Bryson does not skate across the top of his topics. He makes sure you understand clearly why aviation was in its heyday in the United States. He is clear about how Prohibition became, remained, then finally was defeated as law. He does it not only with the Roosevelts, Coolidges, Lindberghs and Capones, but also with the individuals with whom you may not be as familiar: Philo Farnsworth, Bill Tilden, Wilson B. Hickox, Robert G. Elliott, Mabel Willebrandt. There were people famous and infamous in their day, people who had the misfortune of becoming a celebrity — or at least renown — in public, unfortunate ways.

As a reader, his chapter near the end about what writers were famous and what books and authors, now famous, were regarded with disdain. I am grateful he agrees with me about Edgar Rice Burroughs, whose books I wanted to like but just couldn't see the attraction. (Much like Anne Rice, Burroughs can concoct a great story, but can't write his way out of a paper bag.)

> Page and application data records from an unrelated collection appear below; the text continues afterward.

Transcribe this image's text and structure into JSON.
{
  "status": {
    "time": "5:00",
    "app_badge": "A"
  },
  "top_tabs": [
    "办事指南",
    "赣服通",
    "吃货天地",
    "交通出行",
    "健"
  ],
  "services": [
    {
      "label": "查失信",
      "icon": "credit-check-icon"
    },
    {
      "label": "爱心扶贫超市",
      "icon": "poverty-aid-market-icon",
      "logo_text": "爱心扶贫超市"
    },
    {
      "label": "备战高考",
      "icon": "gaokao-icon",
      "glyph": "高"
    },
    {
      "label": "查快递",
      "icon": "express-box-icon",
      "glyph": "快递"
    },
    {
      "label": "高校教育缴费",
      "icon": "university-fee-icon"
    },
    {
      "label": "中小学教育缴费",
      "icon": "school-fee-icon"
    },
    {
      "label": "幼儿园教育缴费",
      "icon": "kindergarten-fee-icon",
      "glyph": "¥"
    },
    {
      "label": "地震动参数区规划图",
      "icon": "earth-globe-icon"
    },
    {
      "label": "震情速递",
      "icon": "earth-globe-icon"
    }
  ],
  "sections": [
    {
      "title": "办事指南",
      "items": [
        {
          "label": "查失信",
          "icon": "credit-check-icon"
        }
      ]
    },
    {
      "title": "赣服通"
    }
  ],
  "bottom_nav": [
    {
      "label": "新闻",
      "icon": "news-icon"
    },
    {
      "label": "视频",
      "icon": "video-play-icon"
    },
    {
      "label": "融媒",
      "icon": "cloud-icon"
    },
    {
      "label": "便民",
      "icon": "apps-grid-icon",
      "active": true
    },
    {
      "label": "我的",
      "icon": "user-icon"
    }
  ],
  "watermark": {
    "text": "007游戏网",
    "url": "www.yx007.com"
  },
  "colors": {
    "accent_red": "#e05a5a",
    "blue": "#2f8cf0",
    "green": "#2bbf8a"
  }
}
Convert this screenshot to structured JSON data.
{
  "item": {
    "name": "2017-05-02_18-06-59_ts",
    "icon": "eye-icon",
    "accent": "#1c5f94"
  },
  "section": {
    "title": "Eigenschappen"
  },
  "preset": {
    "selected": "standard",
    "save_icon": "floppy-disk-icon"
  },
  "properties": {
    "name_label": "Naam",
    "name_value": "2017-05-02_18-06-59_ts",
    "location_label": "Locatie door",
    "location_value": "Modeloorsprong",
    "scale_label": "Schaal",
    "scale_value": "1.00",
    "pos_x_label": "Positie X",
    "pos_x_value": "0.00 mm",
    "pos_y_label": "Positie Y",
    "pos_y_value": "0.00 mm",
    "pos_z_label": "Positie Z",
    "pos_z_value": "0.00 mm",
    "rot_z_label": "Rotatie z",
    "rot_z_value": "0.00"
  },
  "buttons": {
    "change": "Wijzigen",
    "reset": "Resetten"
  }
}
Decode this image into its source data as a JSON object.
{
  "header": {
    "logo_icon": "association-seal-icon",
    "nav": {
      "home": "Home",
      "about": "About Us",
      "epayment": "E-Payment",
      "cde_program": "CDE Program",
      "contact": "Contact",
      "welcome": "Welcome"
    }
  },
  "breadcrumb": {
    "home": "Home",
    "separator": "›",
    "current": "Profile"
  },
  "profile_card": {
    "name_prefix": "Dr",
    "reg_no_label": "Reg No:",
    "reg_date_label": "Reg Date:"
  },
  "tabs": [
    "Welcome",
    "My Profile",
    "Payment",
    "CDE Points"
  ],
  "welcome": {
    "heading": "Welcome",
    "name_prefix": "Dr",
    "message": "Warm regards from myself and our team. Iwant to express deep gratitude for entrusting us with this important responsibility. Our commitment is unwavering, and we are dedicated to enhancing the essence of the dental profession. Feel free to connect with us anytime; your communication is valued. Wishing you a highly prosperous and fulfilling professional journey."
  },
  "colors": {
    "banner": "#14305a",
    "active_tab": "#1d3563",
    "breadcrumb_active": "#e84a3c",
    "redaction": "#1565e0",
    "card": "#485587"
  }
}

This fascinating read, complete with photos, ties up all loose ends. Those who were a part of 1927 didn't just vanish at the end of the year and Bryson makes sure you know how those stories ended, starting with Ruth Snyder or Judd Gray).

I love the engaging, inviting way Bryson writes. He makes me wish I was on the field with Lou Gehrig and Babe Ruth on July 4, 1939 so I could know what Ruth said to his old friend. We feel Lindbergh's shock and discomfort at his endless parades and speeches and we're as confounded as the media at Coolidge's August 2 news conference.

Spend a few months in 1927 with Bryson. You'll be glad you did.

Wednesday, May 28, 2014

Poetry Wednesday: The Man He Killed


The Man He Killed

Had he and I but met
By some old ancient inn,
We should have sat us down to wet
Right many a nipperkin!


But ranged as infantry,
And staring face to face,
I shot at him as he at me,
And killed him in his place.


I shot him dead because —
Because he was my foe,
Just so: my foe of course he was;
That’s clear enough; although


He thought he’d ‘list, perhaps,
Off-hand like — just as I —

Was out of work — had sold his traps —
No other reason why.

Yes; quaint and curious war is!
You shoot a fellow down
You’d treat if met where any bar is,
Or help to half-a-crown.

by Thomas Hardy
Courtesy Everyman's Library